I walked through forests and fields, along the rocky coast, on the beach in the spray of ferocious waves... a small sign in the mist declared in rare English - 'Mt Fuji Touristic Mountain Trail'. No other pilgrims (of course), no hikers. Dramatic rain, dramatic wind - whistling like in the movies... rising mists and equally sinking clouds, occasionally letting 'almighty power' sunbeams penetrate like golden stakes. Fujiyama hidden from my searching eyes. I saw it from a distance one morning. I know it's there.
People continue to be good. I've encountered many immigrant communities around the Catholic churches where I seek hospitality. Peruvians, with whom I can speak Spanish, Brazillians, with whom I can speak Spanish and listen in Portuguese with surprising mutual understanding; and Filippinos, who conveniently speak English often enough. It goes well.

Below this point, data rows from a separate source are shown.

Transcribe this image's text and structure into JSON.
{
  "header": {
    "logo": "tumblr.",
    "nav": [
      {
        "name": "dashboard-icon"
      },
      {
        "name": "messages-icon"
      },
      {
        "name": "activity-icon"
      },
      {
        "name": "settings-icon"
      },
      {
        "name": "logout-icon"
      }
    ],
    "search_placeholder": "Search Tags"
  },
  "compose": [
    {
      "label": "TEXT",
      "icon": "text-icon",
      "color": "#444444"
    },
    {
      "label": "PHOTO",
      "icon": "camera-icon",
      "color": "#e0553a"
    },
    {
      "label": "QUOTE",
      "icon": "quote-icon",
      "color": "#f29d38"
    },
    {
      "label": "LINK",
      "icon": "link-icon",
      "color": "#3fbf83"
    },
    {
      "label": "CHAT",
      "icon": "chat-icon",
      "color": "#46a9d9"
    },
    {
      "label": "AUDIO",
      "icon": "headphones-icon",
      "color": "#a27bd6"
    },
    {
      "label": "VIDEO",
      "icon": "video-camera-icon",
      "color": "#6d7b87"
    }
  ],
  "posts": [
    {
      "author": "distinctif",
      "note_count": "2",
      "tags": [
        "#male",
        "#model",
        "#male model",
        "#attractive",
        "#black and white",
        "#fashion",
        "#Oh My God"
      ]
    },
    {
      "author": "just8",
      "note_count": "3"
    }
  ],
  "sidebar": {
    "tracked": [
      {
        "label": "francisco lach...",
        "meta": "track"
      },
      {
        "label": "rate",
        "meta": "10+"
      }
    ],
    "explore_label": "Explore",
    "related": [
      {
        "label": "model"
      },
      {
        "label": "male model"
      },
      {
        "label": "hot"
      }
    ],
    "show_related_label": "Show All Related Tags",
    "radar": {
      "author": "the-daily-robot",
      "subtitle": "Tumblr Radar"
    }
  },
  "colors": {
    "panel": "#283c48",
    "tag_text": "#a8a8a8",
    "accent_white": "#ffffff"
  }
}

One evening, a Japanese priest contacted a local woman from a long-standing Catholic family - that is, from among the 'Hidden Christians' who converted four centuries ago and persisted in secrecy when it was outlawed. I'd be more comfortable in her home than in the parish hall, he suggested. 'Chotte-mate' Wait. An hour later, came a Geisha. Proper Meiji-era kimono and hairstyle, wooden sandals, split-toed white silk socks... To her home we went on foot, with quick little noisy steps. Surprisingly untidy, her antique wooden home, but otherwise out of a movie set. An elaborate Buddhist home-shrine built into a wall commemorated her late husband and his repectable parents - his father of the pre-war warrior class.
Her English was no better than my Japanese, so a learning opportunity for us both. 'Sukyaki?' she suggested for dinner. Sure, I've heard of it. A portable gas burner was placed on the low wooden table on the reed floor mats. Bite-sized morsels of green onions, napa cabbage, some oddly textured root vegetabe she called 'cognac' or something audibly similar - with zero calories, she claimed - tofu, sliced pork, and strips of beef sizzled rapidly in a shallow pan placed on the open flame. A small bowl of rice, chopsticks, okay, I can managed, but I had to muster all my resources to continue when she delicately and with all the elegance of a tea ceremony (which turns out to be her daytime metier) cracked an egg into another small porcelain bowl. Using your chopsticks, dip the cooked meat and vegetable pieces one by one into the raw egg just before eating... she gestured and demonstrated. Really? Raw egg? (must I?) (should I?) ((When in Rome... close your eyes and swallow...)) On the more culturally comfortable side, she kept the 1.5-liter carton of Japanese red wine flowing into our small ceramic cups during the extended joyful meal full of laughter.
Her agility surprised and outpaced me - sure, I had walked well over 40 rugged kilometers in the rain that day (while she taught proper tea ceremony procedures to the up-and-coming Geisha wannabees) - I felt cramped and stiff alternatively kneeling or hunched cross-legged at the little table - heated underneath with an electric blanket - the only source of heat in the house aside from the cooking burner. She often went from the demur kneeling position at the table to run to the kitchen or shrine room for various things and back kneeling again like a gymnast sticking the landing, kicking her indoor sandals off every time entering the reed-mat dining room. Watching it made my muscles ache all the more. She showed me photos of her wedding, her calligraphied high school diploma, rare photos from the time of her youth - she was well over 80 years old. What an inspiration.
I'm continuing up the Pacific coast, closing in on Tokyo, passed the quarter- way mark. Afterwards, I suspect the population will thin out a bit and I won't be able to find a Catholic church every night. No worries.
Ferrets a-plenty, but still the snow monkeys elude me.